    Neoplasia 01/2002; 4(6):501-9. · 5.47 Impact Factor

Publication Stats

428 Citations
102.90 Total Impact Points

Institutions
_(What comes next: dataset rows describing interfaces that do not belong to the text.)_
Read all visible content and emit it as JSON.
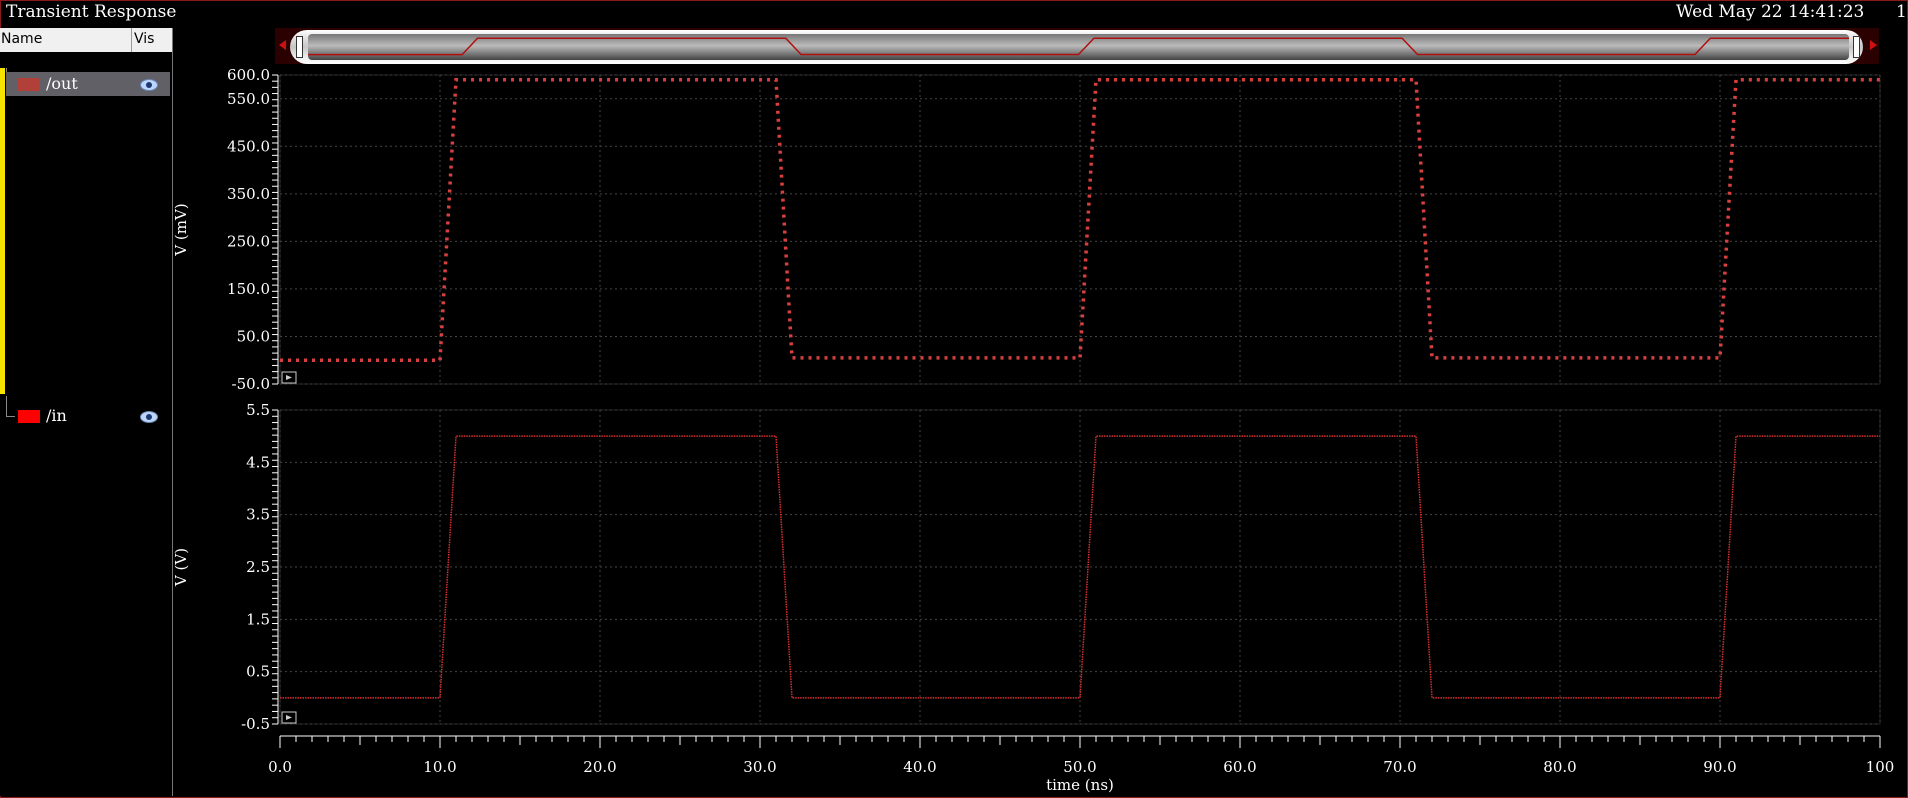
{
  "window": {
    "title": "Transient Response",
    "datetime": "Wed May 22 14:41:23",
    "page_number": "1"
  },
  "colors": {
    "out_trace": "#d84040",
    "in_trace": "#d83030",
    "grid": "#444444",
    "scroll_marker": "#b01010"
  },
  "signal_list": {
    "header": {
      "name": "Name",
      "vis": "Vis"
    },
    "items": [
      {
        "label": "/out",
        "swatch": "#b04038",
        "visible": true,
        "icon": "eye-icon"
      },
      {
        "label": "/in",
        "swatch": "#ff0000",
        "visible": true,
        "icon": "eye-icon"
      }
    ]
  },
  "chart_data": [
    {
      "type": "line",
      "series": [
        {
          "name": "/out",
          "x": [
            0,
            10,
            11,
            31,
            32,
            50,
            51,
            71,
            72,
            90,
            91,
            100
          ],
          "y": [
            0,
            0,
            590,
            590,
            5,
            5,
            590,
            590,
            5,
            5,
            590,
            590
          ]
        }
      ],
      "ylabel": "V (mV)",
      "ylim": [
        -50,
        600
      ],
      "y_ticks": [
        "600.0",
        "550.0",
        "450.0",
        "350.0",
        "250.0",
        "150.0",
        "50.0",
        "-50.0"
      ],
      "xlim": [
        0,
        100
      ],
      "grid": true
    },
    {
      "type": "line",
      "series": [
        {
          "name": "/in",
          "x": [
            0,
            10,
            11,
            31,
            32,
            50,
            51,
            71,
            72,
            90,
            91,
            100
          ],
          "y": [
            0,
            0,
            5,
            5,
            0,
            0,
            5,
            5,
            0,
            0,
            5,
            5
          ]
        }
      ],
      "ylabel": "V (V)",
      "xlabel": "time (ns)",
      "ylim": [
        -0.5,
        5.5
      ],
      "y_ticks": [
        "5.5",
        "4.5",
        "3.5",
        "2.5",
        "1.5",
        "0.5",
        "-0.5"
      ],
      "xlim": [
        0,
        100
      ],
      "x_ticks": [
        "0.0",
        "10.0",
        "20.0",
        "30.0",
        "40.0",
        "50.0",
        "60.0",
        "70.0",
        "80.0",
        "90.0",
        "100"
      ],
      "grid": true
    }
  ]
}
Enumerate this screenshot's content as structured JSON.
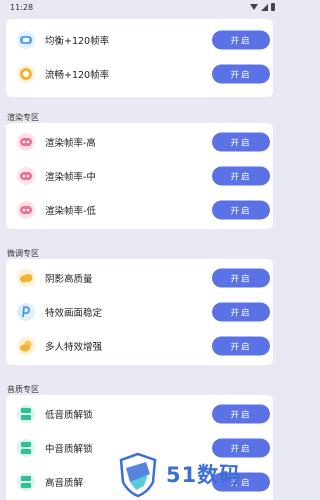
{
  "status_bar": {
    "time": "11:28"
  },
  "sections": [
    {
      "title": "",
      "rows": [
        {
          "label": "均衡+120帧率",
          "button": "开启",
          "icon": "balance-icon",
          "color": "#5ea8e8"
        },
        {
          "label": "流畅+120帧率",
          "button": "开启",
          "icon": "smooth-icon",
          "color": "#f2b233"
        }
      ]
    },
    {
      "title": "渲染专区",
      "rows": [
        {
          "label": "渲染帧率-高",
          "button": "开启",
          "icon": "render-icon",
          "color": "#f07090"
        },
        {
          "label": "渲染帧率-中",
          "button": "开启",
          "icon": "render-icon",
          "color": "#f07090"
        },
        {
          "label": "渲染帧率-低",
          "button": "开启",
          "icon": "render-icon",
          "color": "#f07090"
        }
      ]
    },
    {
      "title": "微调专区",
      "rows": [
        {
          "label": "阴影高质量",
          "button": "开启",
          "icon": "cloud-icon",
          "color": "#f2b233"
        },
        {
          "label": "特效画面稳定",
          "button": "开启",
          "icon": "feather-icon",
          "color": "#4a9ae8"
        },
        {
          "label": "多人特效增强",
          "button": "开启",
          "icon": "cloud-sun-icon",
          "color": "#f2b233"
        }
      ]
    },
    {
      "title": "音质专区",
      "rows": [
        {
          "label": "低音质解锁",
          "button": "开启",
          "icon": "audio-icon",
          "color": "#2fbf9a"
        },
        {
          "label": "中音质解锁",
          "button": "开启",
          "icon": "audio-icon",
          "color": "#2fbf9a"
        },
        {
          "label": "高音质解",
          "button": "开启",
          "icon": "audio-icon",
          "color": "#2fbf9a"
        }
      ]
    }
  ],
  "watermark": {
    "text": "51数码"
  },
  "colors": {
    "background": "#e8e9f2",
    "button": "#5b72e6"
  }
}
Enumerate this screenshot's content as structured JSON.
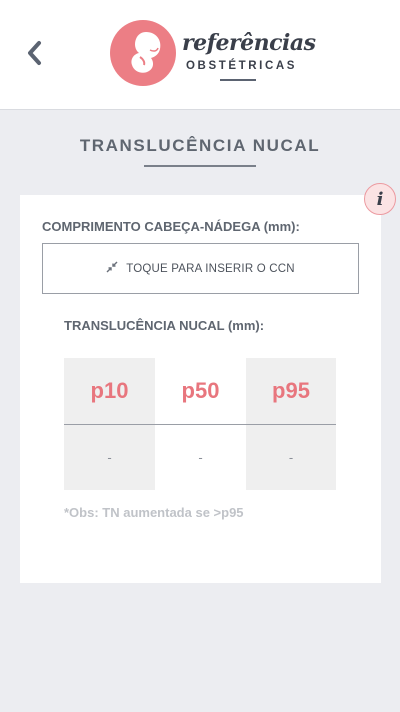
{
  "header": {
    "back_icon": "chevron-left-icon",
    "logo": {
      "script_text": "referências",
      "sub_text": "OBSTÉTRICAS",
      "icon": "fetus-icon",
      "accent_color": "#ec7e85"
    }
  },
  "page": {
    "title": "TRANSLUCÊNCIA NUCAL"
  },
  "info_button": {
    "label": "i",
    "icon": "info-icon"
  },
  "crl": {
    "label": "COMPRIMENTO CABEÇA-NÁDEGA (mm):",
    "input_icon": "compress-arrows-icon",
    "input_text": "TOQUE PARA INSERIR O CCN"
  },
  "nt": {
    "label": "TRANSLUCÊNCIA NUCAL (mm):",
    "percentiles": [
      {
        "name": "p10",
        "value": "-"
      },
      {
        "name": "p50",
        "value": "-"
      },
      {
        "name": "p95",
        "value": "-"
      }
    ],
    "highlight_color": "#e8767e"
  },
  "note": {
    "text": "*Obs: TN aumentada se >p95"
  }
}
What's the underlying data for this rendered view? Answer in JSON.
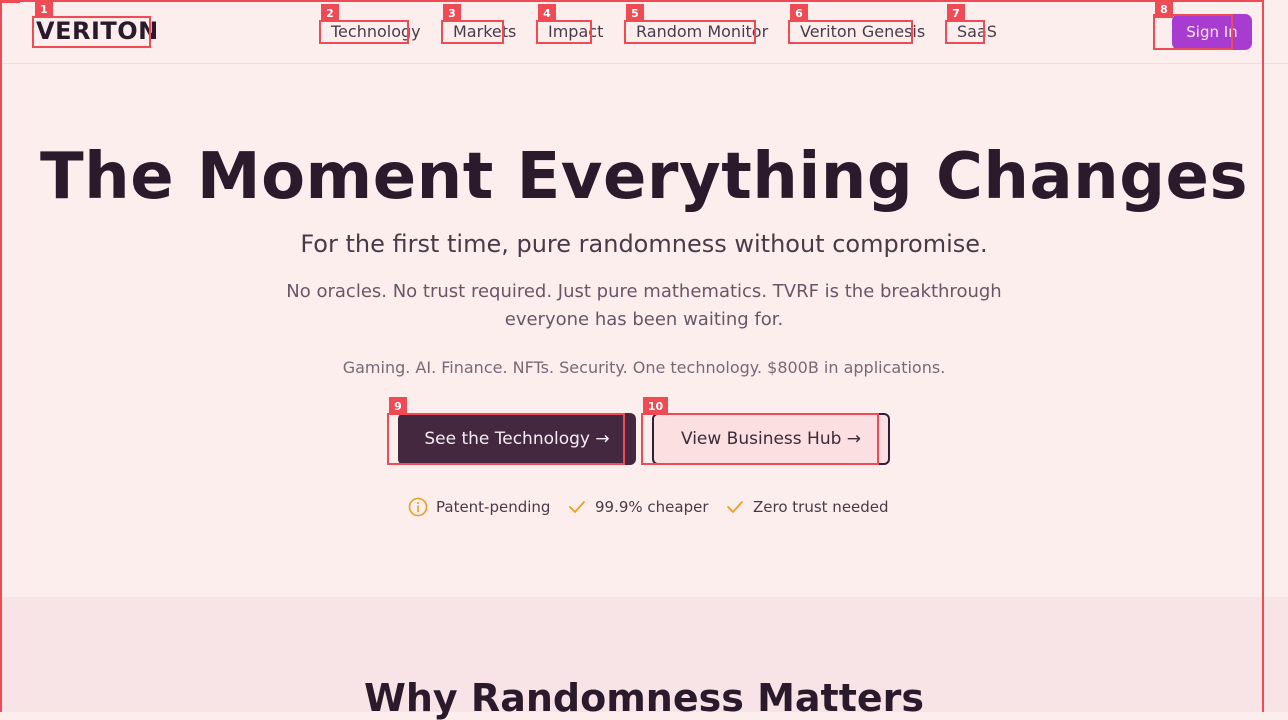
{
  "header": {
    "logo": "VERITON",
    "nav": [
      {
        "label": "Technology"
      },
      {
        "label": "Markets"
      },
      {
        "label": "Impact"
      },
      {
        "label": "Random Monitor"
      },
      {
        "label": "Veriton Genesis"
      },
      {
        "label": "SaaS"
      }
    ],
    "sign_in": "Sign In"
  },
  "hero": {
    "title": "The Moment Everything Changes",
    "subtitle": "For the first time, pure randomness without compromise.",
    "description": "No oracles. No trust required. Just pure mathematics. TVRF is the breakthrough everyone has been waiting for.",
    "applications": "Gaming. AI. Finance. NFTs. Security. One technology. $800B in applications.",
    "primary_button": "See the Technology →",
    "secondary_button": "View Business Hub →",
    "features": [
      {
        "label": "Patent-pending",
        "icon": "info-circle-icon"
      },
      {
        "label": "99.9% cheaper",
        "icon": "check-icon"
      },
      {
        "label": "Zero trust needed",
        "icon": "check-icon"
      }
    ]
  },
  "section2": {
    "title": "Why Randomness Matters"
  },
  "annotations": {
    "tags": [
      "1",
      "2",
      "3",
      "4",
      "5",
      "6",
      "7",
      "8",
      "9",
      "10"
    ]
  },
  "colors": {
    "background": "#fdeeee",
    "accent": "#a93cd0",
    "primary_button": "#43283f",
    "feature_icon": "#e8a021",
    "annotation": "#ef4b55"
  }
}
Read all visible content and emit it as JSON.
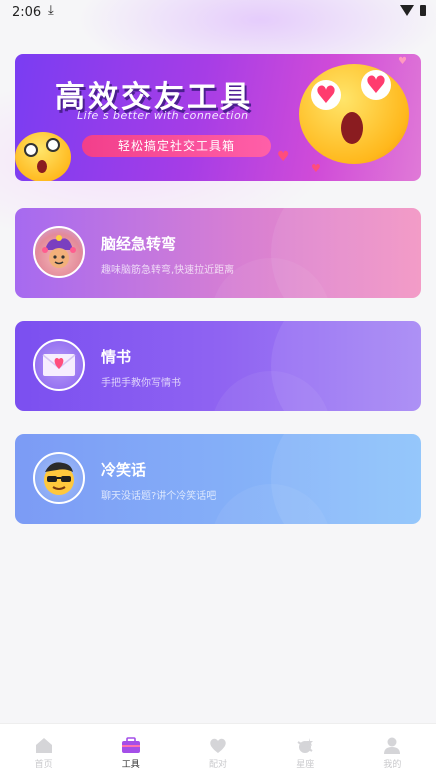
{
  "status_bar": {
    "time": "2:06",
    "download_icon": "download-arrow-icon",
    "wifi_icon": "wifi-icon",
    "battery_icon": "battery-icon"
  },
  "banner": {
    "title": "高效交友工具",
    "tagline": "Life s better with connection",
    "pill_text": "轻松搞定社交工具箱"
  },
  "tools": [
    {
      "name": "脑经急转弯",
      "desc": "趣味脑筋急转弯,快速拉近距离",
      "icon": "jester-hat-emoji-icon"
    },
    {
      "name": "情书",
      "desc": "手把手教你写情书",
      "icon": "love-letter-icon"
    },
    {
      "name": "冷笑话",
      "desc": "聊天没话题?讲个冷笑话吧",
      "icon": "cool-sunglasses-emoji-icon"
    }
  ],
  "tabbar": {
    "items": [
      {
        "label": "首页",
        "icon": "home-icon",
        "active": false
      },
      {
        "label": "工具",
        "icon": "toolbox-icon",
        "active": true
      },
      {
        "label": "配对",
        "icon": "heart-match-icon",
        "active": false
      },
      {
        "label": "星座",
        "icon": "constellation-icon",
        "active": false
      },
      {
        "label": "我的",
        "icon": "profile-icon",
        "active": false
      }
    ]
  },
  "colors": {
    "banner_start": "#7a3df2",
    "banner_end": "#e07ad7",
    "card1_start": "#a66af0",
    "card1_end": "#f294c3",
    "card2_start": "#7b4ff0",
    "card2_end": "#a688f5",
    "card3_start": "#7c9bf5",
    "card3_end": "#8cc3fb",
    "tab_active": "#333333",
    "tab_inactive": "#c9c9cc"
  }
}
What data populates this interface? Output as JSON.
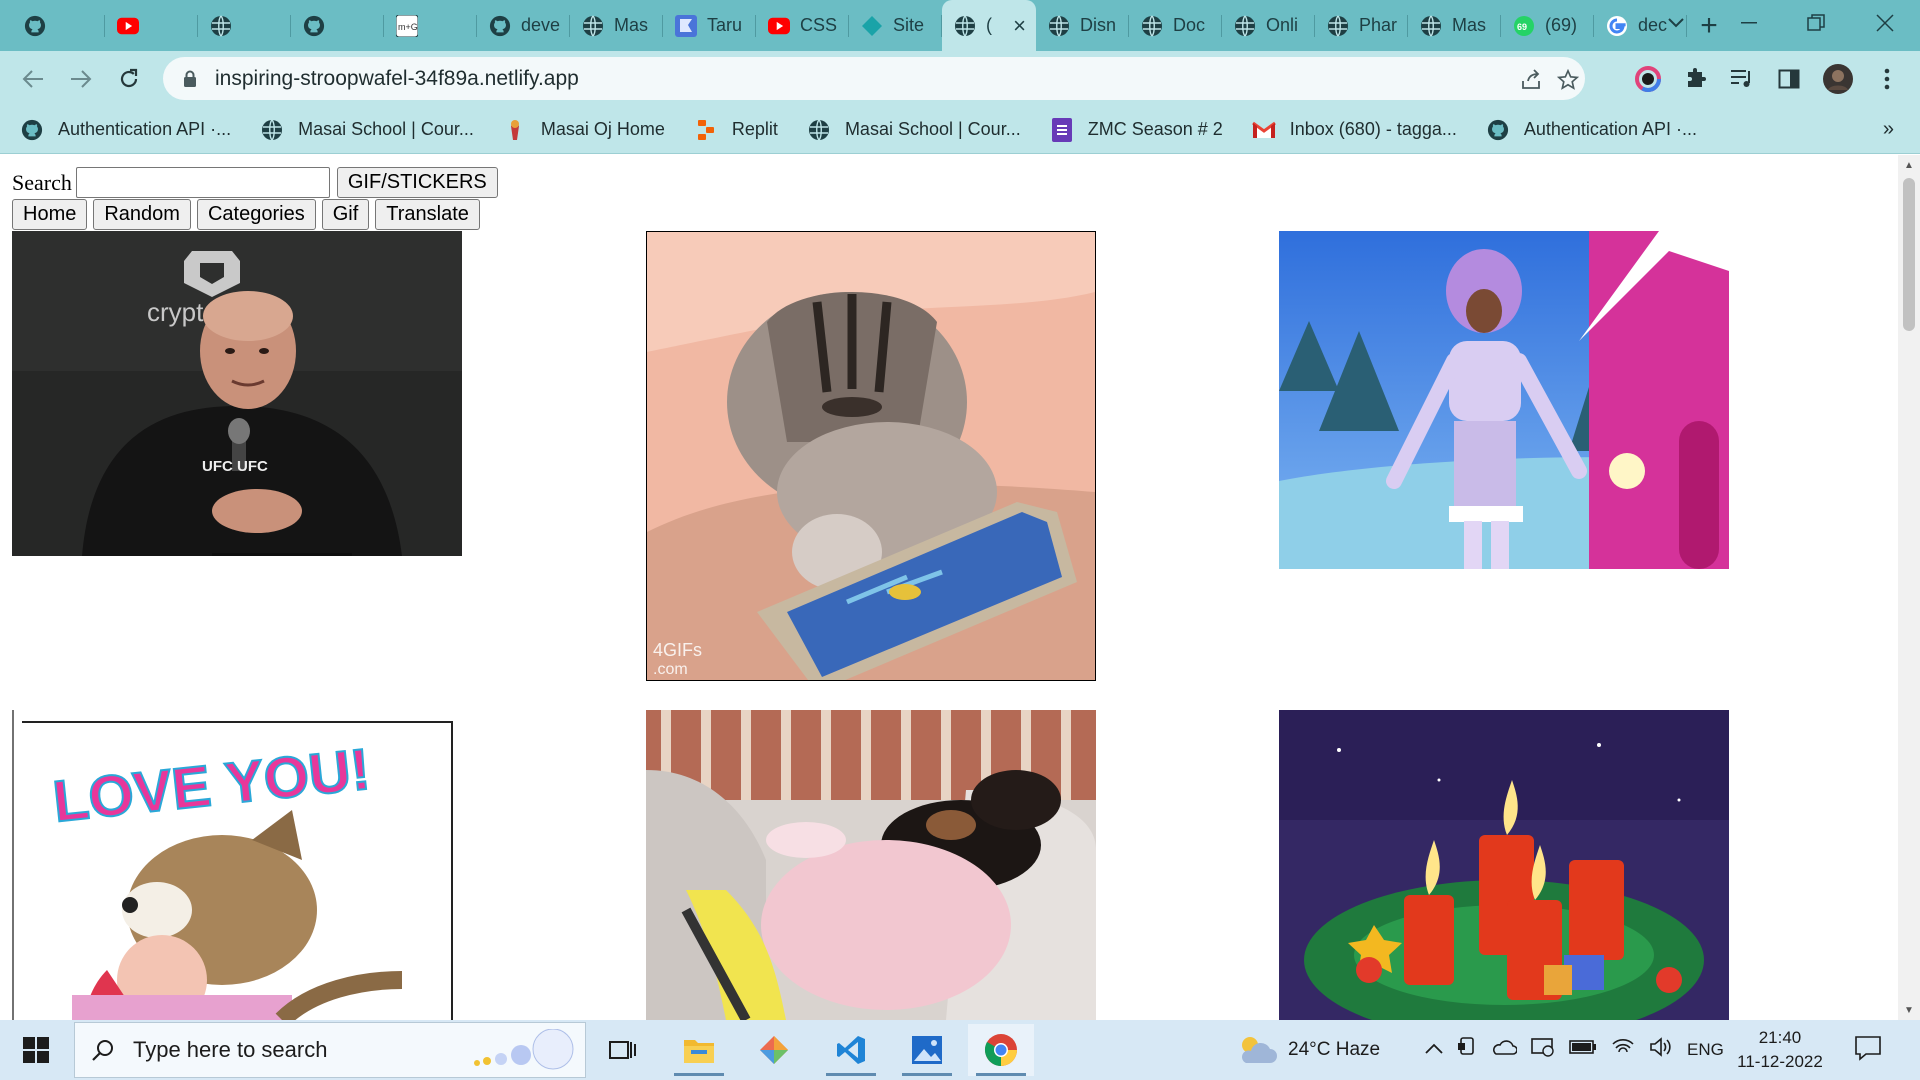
{
  "browser": {
    "tabs": [
      {
        "title": "",
        "icon": "github-icon"
      },
      {
        "title": "",
        "icon": "youtube-icon"
      },
      {
        "title": "",
        "icon": "globe-icon"
      },
      {
        "title": "",
        "icon": "github-icon"
      },
      {
        "title": "",
        "icon": "m-g-icon"
      },
      {
        "title": "deve",
        "icon": "github-icon"
      },
      {
        "title": "Mas",
        "icon": "globe-icon"
      },
      {
        "title": "Taru",
        "icon": "bookmark-flag-icon"
      },
      {
        "title": "CSS",
        "icon": "youtube-icon"
      },
      {
        "title": "Site",
        "icon": "netlify-icon"
      },
      {
        "title": "(",
        "icon": "globe-icon",
        "active": true
      },
      {
        "title": "Disn",
        "icon": "globe-icon"
      },
      {
        "title": "Doc",
        "icon": "globe-icon"
      },
      {
        "title": "Onli",
        "icon": "globe-icon"
      },
      {
        "title": "Phar",
        "icon": "globe-icon"
      },
      {
        "title": "Mas",
        "icon": "globe-icon"
      },
      {
        "title": "(69)",
        "icon": "whatsapp-icon"
      },
      {
        "title": "dec",
        "icon": "google-icon"
      }
    ],
    "url": "inspiring-stroopwafel-34f89a.netlify.app",
    "bookmarks": [
      {
        "label": "Authentication API ·...",
        "icon": "github-icon"
      },
      {
        "label": "Masai School | Cour...",
        "icon": "globe-icon"
      },
      {
        "label": "Masai Oj Home",
        "icon": "masai-icon"
      },
      {
        "label": "Replit",
        "icon": "replit-icon"
      },
      {
        "label": "Masai School | Cour...",
        "icon": "globe-icon"
      },
      {
        "label": "ZMC Season # 2",
        "icon": "forms-icon"
      },
      {
        "label": "Inbox (680) - tagga...",
        "icon": "gmail-icon"
      },
      {
        "label": "Authentication API ·...",
        "icon": "github-icon"
      }
    ]
  },
  "app": {
    "search_label": "Search",
    "search_value": "",
    "search_button": "GIF/STICKERS",
    "nav": [
      "Home",
      "Random",
      "Categories",
      "Gif",
      "Translate"
    ],
    "tiles": [
      {
        "name": "gif-press-conference",
        "overlay_text": "crypt   m",
        "caption": "UFC UFC"
      },
      {
        "name": "gif-kitten-tablet",
        "watermark": "4GIFs\n.com"
      },
      {
        "name": "gif-winter-doll"
      },
      {
        "name": "sticker-love-you",
        "overlay_text": "LOVE YOU!"
      },
      {
        "name": "gif-dog-on-couch"
      },
      {
        "name": "gif-advent-candles"
      }
    ]
  },
  "taskbar": {
    "search_placeholder": "Type here to search",
    "weather": "24°C  Haze",
    "language": "ENG",
    "time": "21:40",
    "date": "11-12-2022"
  },
  "colors": {
    "tabstrip": "#6bbdc4",
    "toolbar": "#bfe6e9",
    "taskbar": "#d7e8f5"
  }
}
  • 2011
    • Woods Hole Research Center
      Falmouth, Massachusetts, United States
  • 2009
    • University of Pennsylvania
      • Department of Pathobiology
      Philadelphia, PA, United States
  • 2007–2009
    • Marine Biological Laboratory
      Falmouth, Massachusetts, United States
  • 2006–2009
    • Massachusetts General Hospital
      • • Neuroscience Center
      • • Department of Neurology
      • • Department of Radiology
      Boston, MA, United States
  • 2002–2009
    • Harvard Medical School
      • Department of Neurology
      Boston, Massachusetts, United States